Bowie, in particular, would be a huge asset to Reed’s fledgling solo career in the early 1970s, co-producing his 1972 classic ‘Transformer’ and covering many of Reed’s songs live around the same time. It was this patronage that brought Reed to the attention of the record-buying masses in the UK, propelling him to superstar status with songs such as ‘Perfect Day’, ‘Walk On The Wild Side’ and ‘Satellite Of Love’.
Never one to toe the line, Reed turned alienating his fans into an art-form throughout his solo career, with the likes of ‘Metal Machine Music’ – a barrage of guitar feedback and abrasive effects that is now praised and loathed in equal measure – released in 1975 off the back of the chart-friendly ‘Sally Can’t Dance’, which was at that point his most successful and mainstream release. This penchant for the absurd continued right up until Reed’s later years, with his 2011 album with Metallica, ‘Lulu’ widely ridiculed upon its release.

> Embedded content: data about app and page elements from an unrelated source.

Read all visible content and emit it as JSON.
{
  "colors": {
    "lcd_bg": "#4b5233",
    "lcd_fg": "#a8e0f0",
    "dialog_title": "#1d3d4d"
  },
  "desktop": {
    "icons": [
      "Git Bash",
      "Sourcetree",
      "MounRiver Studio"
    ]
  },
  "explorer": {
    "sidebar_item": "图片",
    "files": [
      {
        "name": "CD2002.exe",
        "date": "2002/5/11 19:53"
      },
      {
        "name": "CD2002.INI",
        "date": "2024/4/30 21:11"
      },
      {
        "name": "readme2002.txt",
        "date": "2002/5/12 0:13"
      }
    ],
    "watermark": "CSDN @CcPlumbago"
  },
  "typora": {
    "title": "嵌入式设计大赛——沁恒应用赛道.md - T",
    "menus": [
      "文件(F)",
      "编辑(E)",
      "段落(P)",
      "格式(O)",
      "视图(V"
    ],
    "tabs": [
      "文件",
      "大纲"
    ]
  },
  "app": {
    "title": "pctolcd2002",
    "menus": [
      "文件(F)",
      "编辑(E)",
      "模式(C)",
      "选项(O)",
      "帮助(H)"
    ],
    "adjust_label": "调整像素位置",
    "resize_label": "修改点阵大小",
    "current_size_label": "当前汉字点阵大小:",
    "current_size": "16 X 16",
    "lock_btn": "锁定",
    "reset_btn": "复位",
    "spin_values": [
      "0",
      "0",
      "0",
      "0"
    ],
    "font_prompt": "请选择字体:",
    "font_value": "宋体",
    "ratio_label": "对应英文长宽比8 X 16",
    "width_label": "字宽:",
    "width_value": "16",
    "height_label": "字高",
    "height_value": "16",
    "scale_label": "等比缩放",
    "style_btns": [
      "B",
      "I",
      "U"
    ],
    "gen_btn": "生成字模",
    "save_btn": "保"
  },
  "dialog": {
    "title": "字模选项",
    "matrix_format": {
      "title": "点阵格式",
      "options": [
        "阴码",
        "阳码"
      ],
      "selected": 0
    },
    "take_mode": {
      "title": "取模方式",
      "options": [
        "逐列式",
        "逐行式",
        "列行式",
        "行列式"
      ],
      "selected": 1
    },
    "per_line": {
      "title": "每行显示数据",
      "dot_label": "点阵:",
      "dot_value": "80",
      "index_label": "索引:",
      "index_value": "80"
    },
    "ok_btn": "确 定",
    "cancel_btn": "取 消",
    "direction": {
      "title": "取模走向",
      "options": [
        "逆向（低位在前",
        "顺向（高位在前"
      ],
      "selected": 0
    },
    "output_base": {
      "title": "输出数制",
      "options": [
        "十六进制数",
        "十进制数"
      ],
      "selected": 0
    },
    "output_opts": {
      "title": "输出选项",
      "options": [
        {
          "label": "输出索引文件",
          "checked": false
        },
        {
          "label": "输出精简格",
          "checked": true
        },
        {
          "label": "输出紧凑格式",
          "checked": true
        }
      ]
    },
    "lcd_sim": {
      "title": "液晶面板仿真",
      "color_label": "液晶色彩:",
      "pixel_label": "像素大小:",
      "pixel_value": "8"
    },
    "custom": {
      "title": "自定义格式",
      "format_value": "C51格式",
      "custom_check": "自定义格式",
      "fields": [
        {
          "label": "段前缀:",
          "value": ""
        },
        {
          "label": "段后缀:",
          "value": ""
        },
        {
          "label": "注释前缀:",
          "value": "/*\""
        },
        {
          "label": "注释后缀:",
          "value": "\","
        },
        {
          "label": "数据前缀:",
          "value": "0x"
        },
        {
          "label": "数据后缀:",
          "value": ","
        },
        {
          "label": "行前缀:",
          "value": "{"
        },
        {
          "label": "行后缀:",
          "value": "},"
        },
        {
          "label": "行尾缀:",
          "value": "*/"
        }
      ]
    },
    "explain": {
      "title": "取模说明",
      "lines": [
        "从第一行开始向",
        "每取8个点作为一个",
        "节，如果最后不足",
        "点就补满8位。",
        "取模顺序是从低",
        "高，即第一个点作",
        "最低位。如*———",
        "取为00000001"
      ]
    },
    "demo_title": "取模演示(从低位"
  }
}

Throughout the 1970s Reed continued to live out the hell-raising lifestyle, but in 1982 he married Sylvia Morales and began to calm, continuing to release new music with varying degrees of success. He also reunited with Cale for the first time since The Velvets’ split for ‘Songs For Drella’, a concept album dedicated to Warhol after his death in 1987.
The Velvets reunited properly in the mid 1990s for a successful European tour, and were inducted into the Rock’N’Roll Hall Of Fame in 1996. Meanwhile, Reed continued to live up to his persona for being equal parts enigmatic and difficult – whether by grilling journalists in interviews, or bringing his Tai Chi instructor onstage with him during performances. A multi-artist cover of ‘Perfect Day’, conversely, was a huge mainstream success, reaching Number One in the UK charts in 1997 after being released to raise money for Children In Need.
The turn of the century saw The Velvets and Reed re-introduced to a new generation, thanks to patronage from bands like The Strokes and The Libertines (the latter’s ‘Don’t Look Back Into The Sun’ is a tribute to ‘Ride Into The Sun’, while The Strokes and Reed conducted press interviews together). Antony Hegarty from Antony & The Johnsons was another collaborator, working with Reed on several projects including his 2003 release ‘The Raven’. The album also features contributions from Bowie and Reed’s second wife, the musician and performing artist Laurie Anderson, with whom he had been with since the late 1990s.
A heavy drinker and drug user for years, Reed had a liver transplant in May 2013. Soon after, he announced that he was aiming to get back to work quickly, stating, “I am a triumph of modern medicine,” and adding, “I look forward to being on stage performing, and writing more songs to connect with your hearts and spirits and the universe well into the future.”
It wasn’t to happen. Passionate and unpredictable until the end, one of the final things Reed did in public was to write a huge, sprawling review of Kanye West’s ‘Yeezus’ record, praising it for its “moments of supreme beauty and greatness” while also chastising it for being the “same old shit” elsewhere. But it’s his music that he will be most fondly remembered for – the likes of ‘Sunday Morning’, ‘Heroin’, ‘Venus In Furs’, ‘Pale Blue Eyes’, ‘I’m Waiting For The Man’, ‘Candy Says’, ‘Sweet Jane’, ‘Rock & Roll’, ‘Perfect Day’, ‘Walk On The Wild Side’ and many, many more of his tracks being among the most treasured, covered, praised and revered in all of modern rock music.
Lou Reed died on October 27, 2013. He is survived by his wife Laurie Anderson.